Element data from apps and pages:
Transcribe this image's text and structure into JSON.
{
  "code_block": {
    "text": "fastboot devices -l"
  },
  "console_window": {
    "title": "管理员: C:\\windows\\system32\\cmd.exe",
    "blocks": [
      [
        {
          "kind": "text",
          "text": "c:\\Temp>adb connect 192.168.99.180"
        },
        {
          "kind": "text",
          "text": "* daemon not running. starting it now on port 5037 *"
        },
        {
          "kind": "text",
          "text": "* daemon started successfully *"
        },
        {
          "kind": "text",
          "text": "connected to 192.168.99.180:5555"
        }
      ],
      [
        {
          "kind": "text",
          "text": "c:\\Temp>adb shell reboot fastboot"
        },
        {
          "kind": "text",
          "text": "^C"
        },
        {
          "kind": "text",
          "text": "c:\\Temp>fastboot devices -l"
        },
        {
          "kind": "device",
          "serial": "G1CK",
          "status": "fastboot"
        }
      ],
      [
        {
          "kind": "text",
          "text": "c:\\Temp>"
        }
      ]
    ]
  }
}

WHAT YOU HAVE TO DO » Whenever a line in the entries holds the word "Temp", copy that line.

TASK RESPONSE »
          "text": "c:\\Temp>adb connect 192.168.99.180"
          "text": "c:\\Temp>adb shell reboot fastboot"
          "text": "c:\\Temp>fastboot devices -l"
          "text": "c:\\Temp>"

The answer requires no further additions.